Equipped with a theme exceedingly apropos for Atlanta’s chilly weather conditions, the Skylark singers entered a darkened sanctuary and opened with Moritz Hauptmann’s “Zigeunerlied.” Miniature reading lamps were attached to their individual scores and were the only source of illumination, causing the singers to look almost ghoulish as they sang of werewolves and witches on a winter’s night in the forest wild.
Overall it was an ambitious program for Skylark, a fledgling ensemble of professional singers that only comes together five weeks a year and has limited rehearsal time prior to each engagement. The group of 16 Boston- and Atlanta-based individuals struggled with intonation early in the evening. And regrettably, the dry acoustics at Covenant Presbyterian provided the singers with none of the reverberation or echo effect that would have been thrilling in another space.
Francis Poulenc’s four-movement chamber cantata “Un soir de neige” (an evening of snow) followed “Zigeunerlied.” Poulenc composed it over a span of three days in December 1944 during the Nazi occupation of Paris. (Think The Last Metro for context.) The poetry by Paul Éluard tells of a man’s journey into wintery woods without provisions and of his eventual death. It is a homage to the Jewish poet Max Jacob, who died in the Drancy internment camp while en route to a concentration camp in Germany.
Matthew Guard’s singers did this work justice, particularly in the third song, “Bois meurtri.” The initital descending intervals were striking, and Skylark’s alto section contributed an especially beautiful color to the whole.
Skylark suggested the promise of spring with Benjamin Britten’s delightful “Five Flower Songs.” Each song can be attributed to a different poet. Robert Herrick, a British Renaissance–era poet and clergyman, penned “The Succession Of The Four Sweet Months.” For this song Britten assigns one month to each voice part, beginning with the sopranos who describe April’s mellow showers. The Skylark women tapered phrases elegantly, making way for the altos who sang of smiling May, the tenors who pleasingly crooned about June, and lastly, the baritones who bragged about the wealth of July. Layer upon layer was added as each quartet continued its melody. Skylark offered an impressive mezzo piano finish, finding the perfect balance of timbre and finesse in its final line: “April! May! June! July!”
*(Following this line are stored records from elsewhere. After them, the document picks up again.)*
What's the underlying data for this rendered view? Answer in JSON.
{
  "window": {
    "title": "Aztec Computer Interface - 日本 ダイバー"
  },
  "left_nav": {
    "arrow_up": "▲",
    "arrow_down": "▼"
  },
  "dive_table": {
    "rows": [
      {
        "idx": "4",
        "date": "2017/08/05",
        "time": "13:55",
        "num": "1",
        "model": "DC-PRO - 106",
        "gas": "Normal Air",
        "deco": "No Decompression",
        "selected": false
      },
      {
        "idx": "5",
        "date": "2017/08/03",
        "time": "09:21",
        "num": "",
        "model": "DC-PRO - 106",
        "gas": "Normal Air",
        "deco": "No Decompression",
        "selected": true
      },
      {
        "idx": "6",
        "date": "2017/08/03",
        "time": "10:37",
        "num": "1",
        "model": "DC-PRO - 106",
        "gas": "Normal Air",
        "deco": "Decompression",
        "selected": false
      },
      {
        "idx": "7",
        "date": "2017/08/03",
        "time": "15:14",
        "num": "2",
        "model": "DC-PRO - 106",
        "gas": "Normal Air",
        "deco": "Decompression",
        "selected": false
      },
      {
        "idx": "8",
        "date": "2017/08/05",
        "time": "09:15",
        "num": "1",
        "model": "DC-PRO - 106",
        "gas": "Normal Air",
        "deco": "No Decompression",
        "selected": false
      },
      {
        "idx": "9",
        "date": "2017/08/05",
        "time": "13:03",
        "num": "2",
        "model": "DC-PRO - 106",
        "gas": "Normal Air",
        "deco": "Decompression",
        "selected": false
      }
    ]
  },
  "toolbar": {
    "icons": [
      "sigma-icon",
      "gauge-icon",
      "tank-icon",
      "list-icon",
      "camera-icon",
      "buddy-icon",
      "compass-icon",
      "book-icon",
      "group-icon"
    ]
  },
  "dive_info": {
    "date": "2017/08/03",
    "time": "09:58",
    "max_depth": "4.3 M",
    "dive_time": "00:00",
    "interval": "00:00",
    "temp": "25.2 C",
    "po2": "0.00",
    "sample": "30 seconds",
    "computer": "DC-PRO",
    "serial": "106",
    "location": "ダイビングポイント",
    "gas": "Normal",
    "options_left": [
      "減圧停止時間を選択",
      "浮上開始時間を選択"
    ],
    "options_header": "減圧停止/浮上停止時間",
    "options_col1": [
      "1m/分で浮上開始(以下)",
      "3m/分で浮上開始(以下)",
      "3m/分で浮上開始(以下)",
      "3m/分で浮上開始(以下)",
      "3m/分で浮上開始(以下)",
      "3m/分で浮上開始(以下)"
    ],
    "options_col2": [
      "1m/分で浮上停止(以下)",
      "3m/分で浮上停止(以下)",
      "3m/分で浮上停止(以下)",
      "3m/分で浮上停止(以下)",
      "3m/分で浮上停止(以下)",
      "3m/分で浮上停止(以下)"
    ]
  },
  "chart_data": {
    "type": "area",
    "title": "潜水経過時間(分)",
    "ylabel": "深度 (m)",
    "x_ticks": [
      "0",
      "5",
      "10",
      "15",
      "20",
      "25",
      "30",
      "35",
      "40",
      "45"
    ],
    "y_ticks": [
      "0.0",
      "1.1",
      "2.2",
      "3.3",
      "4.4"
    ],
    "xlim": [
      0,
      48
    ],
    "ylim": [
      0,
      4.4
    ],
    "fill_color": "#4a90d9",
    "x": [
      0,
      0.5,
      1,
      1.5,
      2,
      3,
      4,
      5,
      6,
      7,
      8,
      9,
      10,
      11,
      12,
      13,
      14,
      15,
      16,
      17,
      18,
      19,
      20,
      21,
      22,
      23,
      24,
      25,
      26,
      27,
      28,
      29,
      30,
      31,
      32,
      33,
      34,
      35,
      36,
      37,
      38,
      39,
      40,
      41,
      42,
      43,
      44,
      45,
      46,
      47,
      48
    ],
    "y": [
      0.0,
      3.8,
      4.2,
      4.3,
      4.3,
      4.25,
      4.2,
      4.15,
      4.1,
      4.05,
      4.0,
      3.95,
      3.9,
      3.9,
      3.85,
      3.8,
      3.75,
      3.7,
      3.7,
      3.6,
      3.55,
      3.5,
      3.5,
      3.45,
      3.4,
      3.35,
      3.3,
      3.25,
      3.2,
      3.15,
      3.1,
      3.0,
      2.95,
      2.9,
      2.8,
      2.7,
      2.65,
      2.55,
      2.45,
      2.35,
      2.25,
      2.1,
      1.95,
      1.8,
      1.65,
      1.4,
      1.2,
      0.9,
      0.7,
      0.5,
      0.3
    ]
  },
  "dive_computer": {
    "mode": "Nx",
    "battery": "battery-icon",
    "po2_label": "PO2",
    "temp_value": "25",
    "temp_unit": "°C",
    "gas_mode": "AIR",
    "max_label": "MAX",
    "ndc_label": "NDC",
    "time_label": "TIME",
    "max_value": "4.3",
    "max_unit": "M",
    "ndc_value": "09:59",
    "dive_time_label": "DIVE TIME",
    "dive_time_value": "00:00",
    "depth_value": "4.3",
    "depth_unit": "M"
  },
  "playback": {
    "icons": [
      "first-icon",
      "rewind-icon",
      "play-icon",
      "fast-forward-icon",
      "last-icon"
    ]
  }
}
Skylark also performed John Tavener’s delicate eight-movement work “Butterfly Dreams” this night. Each song is dramatically singular — for instance, the sixth song, “Butterfly,” which consists of a disjunct melodic line and demands an extreme vocal range from its interpreters. Tavener chose many of the texts — drawn from writers of different ethnicities and experiences — for their simplicity and intended that the music be sung as simply and naturally as possible. Even still, “Butterfly Dreams” is a challenging and sophisticated work, not easily mastered.
The evening came to a close with two dissimilar pieces: Britten’s “Hymn to St. Cecelia” and an original arrangement of the famous jazz standard “Skylark.” The latter, a Peter Mansfield arrangement, was commissioned especially for the Skylark Vocal Ensemble and is evidently a sampling of things to come in late March, when the group reunites to perform a selection of love songs with a wide range of choral styles, languages and periods.